While most policies that impact U.S. trade are set at the federal level, driving support for federal policies that could increase our country’s international competitiveness starts with advocacy at the local and state level. One of the U.S. Chamber’s partner organizations is doing just that by educating the public and elected officials in Washington state about the economic value of international trade.
The Washington Council on International Trade (WCIT) advocates on behalf of Washington state employers engaged in the global marketplace for pro-trade policies and investments that protect and grow the 40% of jobs in the state tied to trade.
The organization’s 94 diverse members include manufacturers, retailers, farmers & ranchers and service providers from across the state. It’s this diversity of membership that gives the organization its strength—when state employers from so many industries speak about trade policy issues with one voice, elected officials take notice.
Recently WCIT’s efforts have focused on encouraging Washington state’s congressional delegation and the public to support renewing the president’s Trade Promotion Authority (TPA), also known as fast-track.
Through direct outreach to the 12 members of Washington’s congressional delegation, hosting roundtables with members of the delegation and WCIT members, and conducting communication campaigns, WCIT has been getting the message out about why TPA is important to Washington state and the nation.
Mark Powers of the Northwest Horticultural Council, the industry association for tree fruit like apples, pears and cherries, says, “The Northwest Horticultural Council has been working with WCIT to advocate for renewing TPA because doing so will increase the competitiveness of Washington tree fruit exports by eliminating trade barriers affecting sales of Washington tree fruit in foreign markets. For example, the first year the U.S.-Korea Free Trade Agreement was passed and the tariff on cherries was eliminated, sales of cherries to Korea increased 86%, creating jobs all along the value chain of harvesting, packing and transporting fruit for export. Washington state fruit growers need more trade agreements so they can expand sales to the 95% of the world’s customers who live outside the United States.”

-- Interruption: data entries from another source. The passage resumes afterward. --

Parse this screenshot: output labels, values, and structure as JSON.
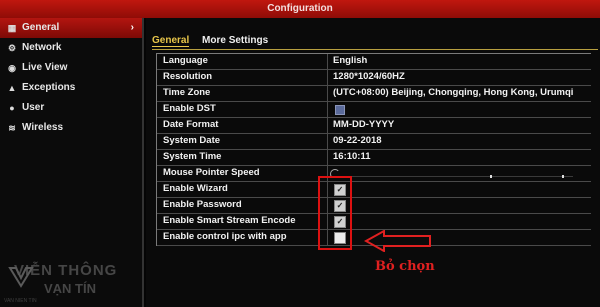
{
  "window": {
    "title": "Configuration"
  },
  "sidebar": {
    "items": [
      {
        "label": "General",
        "icon": "general-icon",
        "active": true
      },
      {
        "label": "Network",
        "icon": "network-icon"
      },
      {
        "label": "Live View",
        "icon": "live-view-icon"
      },
      {
        "label": "Exceptions",
        "icon": "warning-icon"
      },
      {
        "label": "User",
        "icon": "user-icon"
      },
      {
        "label": "Wireless",
        "icon": "wireless-icon"
      }
    ]
  },
  "tabs": [
    {
      "label": "General",
      "active": true
    },
    {
      "label": "More Settings"
    }
  ],
  "settings": [
    {
      "label": "Language",
      "value": "English"
    },
    {
      "label": "Resolution",
      "value": "1280*1024/60HZ"
    },
    {
      "label": "Time Zone",
      "value": "(UTC+08:00) Beijing, Chongqing, Hong Kong, Urumqi"
    },
    {
      "label": "Enable DST",
      "value": ""
    },
    {
      "label": "Date Format",
      "value": "MM-DD-YYYY"
    },
    {
      "label": "System Date",
      "value": "09-22-2018"
    },
    {
      "label": "System Time",
      "value": "16:10:11"
    },
    {
      "label": "Mouse Pointer Speed",
      "value": ""
    },
    {
      "label": "Enable Wizard",
      "checked": true
    },
    {
      "label": "Enable Password",
      "checked": true
    },
    {
      "label": "Enable Smart Stream Encode",
      "checked": true
    },
    {
      "label": "Enable control ipc with app",
      "checked": false
    }
  ],
  "annotation": {
    "text": "Bỏ chọn",
    "color": "#e02020"
  },
  "watermark": {
    "line1": "VIỄN THÔNG",
    "line2": "VẠN TÍN",
    "line3": "VAN NIEN TIN"
  },
  "colors": {
    "titlebar": "#b3140e",
    "accent_tab": "#e8c64a",
    "active_sidebar": "#b31510"
  }
}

Despite selling their premium running shoes in 60 countries around the world, Seattle-based Brooks Sports Inc. isn't resting on its' heels when it comes to trade. "Our international sales will be much greater if Congress renews such measures as the TPA and passes new, high-standard free trade agreements," says Kevin Gosney, Vice-President, Global Supply Chain. "As we increase our sales abroad, we can also grow jobs at our headquarters in Washington state. In addition, free trade agreements will facilitate our use of global supply chains, enabling us to manufacture the highest quality running shoes at a lower landed cost for runners by lowering tariffs on imported footwear.”
Likewise, Jim Gilmore of At-Sea Processors Association, the trade association representing companies that own and operate U.S.-flag catcher/processor vessels, notes, “Washington state fishermen and processors participate in fisheries that account for more than half of all seafood landed annually in the U.S. A significant portion of the fish products coming out of these fisheries are exported, principally to EU and Asian nations. Passage of TPA is a critical to concluding trade agreements with those markets and keeping Washington state’s seafood industry globally competitive.”
WCIT is working to bring stories like this directly to Washington’s congressional delegation and other elected officials so that they understand the vital role trade plays in creating jobs and growing the state’s economy.
Driving state-wide support of trade policy priorities like TPA sets a foundation for increasing national support for an ambitious U.S. trade agenda that can enable the United States to increase its international competitiveness and thrive in the global economy.
(Read more on why trade is a big deal for small businesses)